Myofascial release is a manual technique which may provide an effective means to treat fascial restrictions in the body.
Sustained gentle pressure is applied directly to the restricted area to allow the fascia to elongate naturally. Restriction in one part of the body may cause symptoms locally or further afield where other tissues are taking the strain. Imagine strongly pinching a sheet smoothed out flat on a bed - a 'knot' is formed at this point but you can see lines of 'tension' radiating out from that point. The areas of tension are felt by sensitive hands and followed so that it might be necessary to treat the feet even if a headache is the symptom. A number of other physical, hands on techniques may also be used.
Myofascial Release (MFR), as well as resolving physical trauma, may also help to release emotional trauma and has been described as the "missing link in health care" as it truly provides a holistic treatment. It is suitable for all ages and in pregnancy.
What is fascia ?
'Myo' means muscle and 'fascia' (pronounced fash-uh) means band. Fascia is a connective tissue: it is a 3 dimensional web which connects every part of our body and, when healthy, cushions, protects, stabilises and supports it. Fascia is probably most easily recognised as the tougher, shiney whitish tissue in a piece of meat. In this instance it serves to surround and seperate the individual muscles to allow them to glide smoothly over each other and also provide a protective route through which nerves and blood and lymphatic vessels can pass.
But fascia comes in different forms depending on the ratio of it's components: elastin, collagen and the ground substance. Collagen is a fibrous protein which provides strength and stability. Elastin, as the name suggests, is an elastic fibre, allowing the fascia to stretch to the full length of the collagen fibre but then springing back into shape while the collagen aims to prevent the fascia from being overstretched. The ground substance is jelly-like and is the substances in which the collagen and elastin, (plus the cells that make these 2 proteins) are embedded.
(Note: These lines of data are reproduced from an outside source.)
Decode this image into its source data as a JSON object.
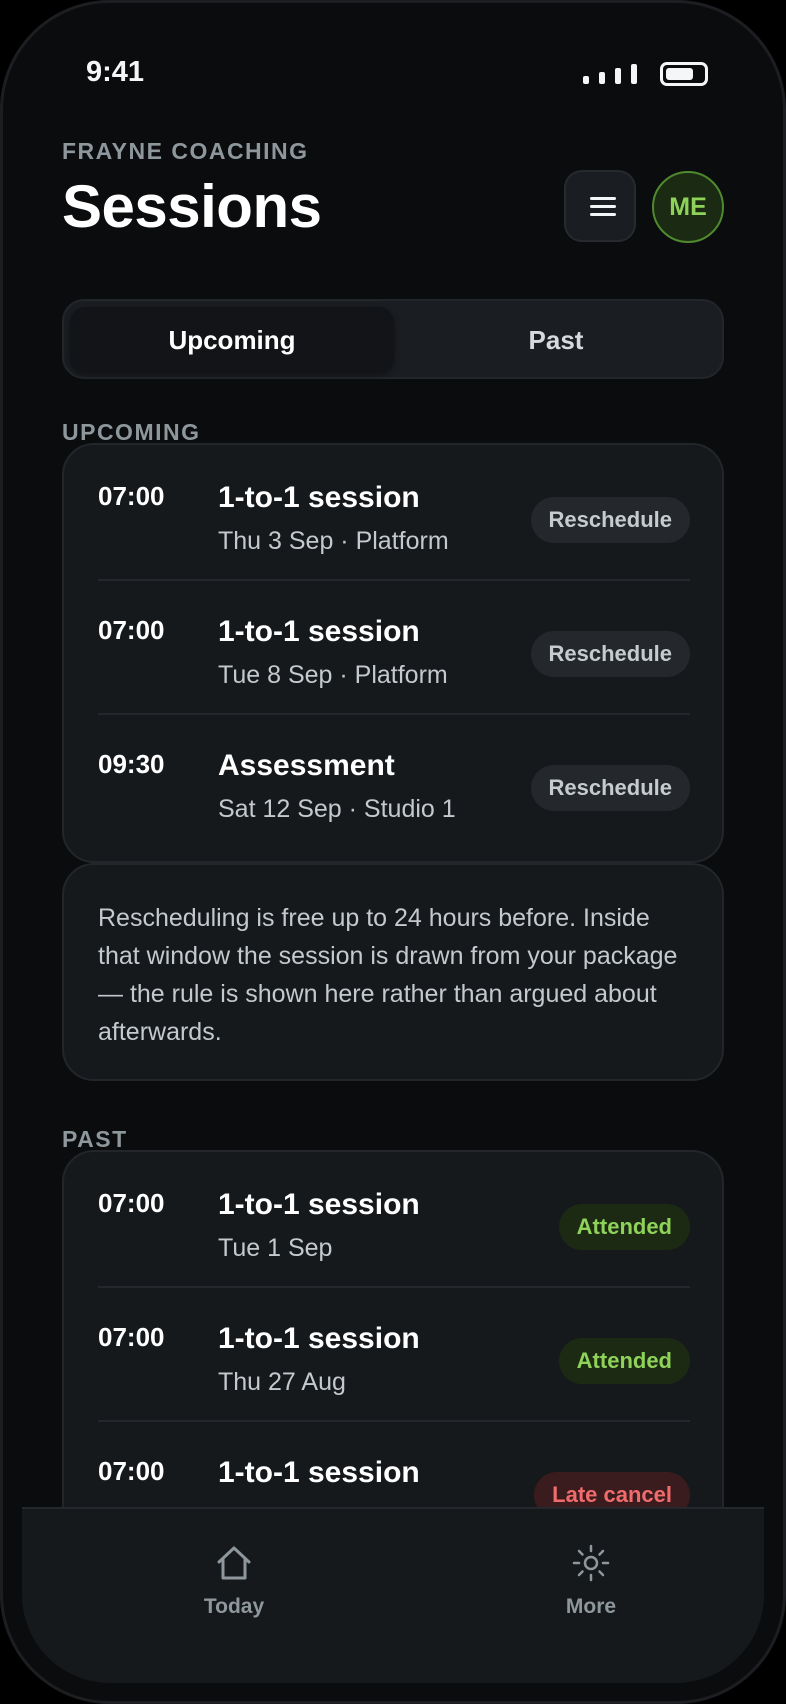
{
  "status_bar": {
    "time": "9:41"
  },
  "header": {
    "brand": "FRAYNE COACHING",
    "title": "Sessions",
    "avatar_initials": "ME"
  },
  "tabs": [
    {
      "label": "Upcoming",
      "active": true
    },
    {
      "label": "Past",
      "active": false
    }
  ],
  "upcoming": {
    "section_label": "UPCOMING",
    "sessions": [
      {
        "time": "07:00",
        "title": "1-to-1 session",
        "detail": "Thu 3 Sep · Platform",
        "action": "Reschedule"
      },
      {
        "time": "07:00",
        "title": "1-to-1 session",
        "detail": "Tue 8 Sep · Platform",
        "action": "Reschedule"
      },
      {
        "time": "09:30",
        "title": "Assessment",
        "detail": "Sat 12 Sep · Studio 1",
        "action": "Reschedule"
      }
    ],
    "policy_note": "Rescheduling is free up to 24 hours before. Inside that window the session is drawn from your package — the rule is shown here rather than argued about afterwards."
  },
  "past": {
    "section_label": "PAST",
    "sessions": [
      {
        "time": "07:00",
        "title": "1-to-1 session",
        "detail": "Tue 1 Sep",
        "status": "Attended"
      },
      {
        "time": "07:00",
        "title": "1-to-1 session",
        "detail": "Thu 27 Aug",
        "status": "Attended"
      },
      {
        "time": "07:00",
        "title": "1-to-1 session",
        "detail": "",
        "status": "Late cancel"
      }
    ]
  },
  "bottom_nav": [
    {
      "label": "Today",
      "icon": "home-icon"
    },
    {
      "label": "More",
      "icon": "sun-icon"
    }
  ],
  "colors": {
    "background": "#0b0c0e",
    "card": "#16191c",
    "accent_green": "#8fd259",
    "alert_red": "#f06b6b",
    "muted": "#8d979c"
  }
}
It is 60-70% water and acts like a shock absorber and lubricates the fibres within it, allowing them to glide over each other. It also allows nutrients, oxygen, hormones, antibodies, etc to pass through it. Therefore if the ground substance is not healthy it will not be able to do it's jobs properly and effect the health of the cells within it.
So fascia can be tough, for example around the spine or directly under the skin (particularly noticeable in the palm of your hand or sole of your foot); or more like a cobweb, for example in and around the brain, organs, blood vessels and nerves. Fascia can be more jelly-like, typically found in the abdomen. The most recent definition of fascia includes tendons, ligaments and joint capsules; certain layers of bone, organs and the nervous system; the lining of the abdominal cavity and connective tissue in the lungs.
Fascia is ever changing, reacting to the demands our life experiences place on it. Injury, inflammation, repeated stresses and emotional trauma will all effect the fascia's pliability, sometimes causing adhesions.(GIl Hedley demonstrates this very well in his "Fuzz speech" on fascia and stretching.) This tension and restriction can exert excessive pressures within the body resulting in all kinds of symptoms. Fascial restrictions do not show up on scans so they are rarely diagnosed as the cause of chronic pain conditions. MFR can help to restore function and comfort to the body.
What symptoms can fascial restrictions cause?
The most common symptom is pain, usually over muscles and joints. However, as fascia is found throughout the body other areas can also be effected.
When fascia is injured the fibres shorten and become twisted like a corkscrew. It becomes more solid and starts to stick to surrounding structures. Over time this tightnes spreads through the system creating abnormal strain on joints and causing them to become abnormally compressed or pulled out of normal alignment. This in turn causes pain or effects how that joint or joints and that part of the body can function. So, for example, a joint might become stiff or painful, breathing may be effected if the ribs can't move freely or the ribcage is distorted slightly. The pelvis might become "twisted" leading to altered curves of the spine. Neural, vascular and lymphatic structures can become compressed or trapped in these adhesions and restrictions contributing to neurological, ischaemic or lymphatic issues. Organs may be put under altered pressures causing problems with, for eg, digestive or reproductive systems.
We cannot go throughout life without having some kind of injury to the fascia. Once restrictions are there the body cannot absorb and disperse the forces from further trauma as efficiently as it used to. Symptoms are then felt when the body reaches a point when it is findiing it difficult to compensate for the restrictions. This is why pain might come on "without any cause" - it's actually a result of an accumulation of previous injuries. Flexibility and spontaneity of movement reduces, setting up the body for more trauma, pain and limitation of movement. It is hard work living with a biomechanically inefficient body so activities become more of an effort and fatigue can set in as more energy is required to do things.
References and bibliograpy
The John F Barnes Myofascial Release Approach part 2. Massage Magazine June 2007. John F Barnes P.T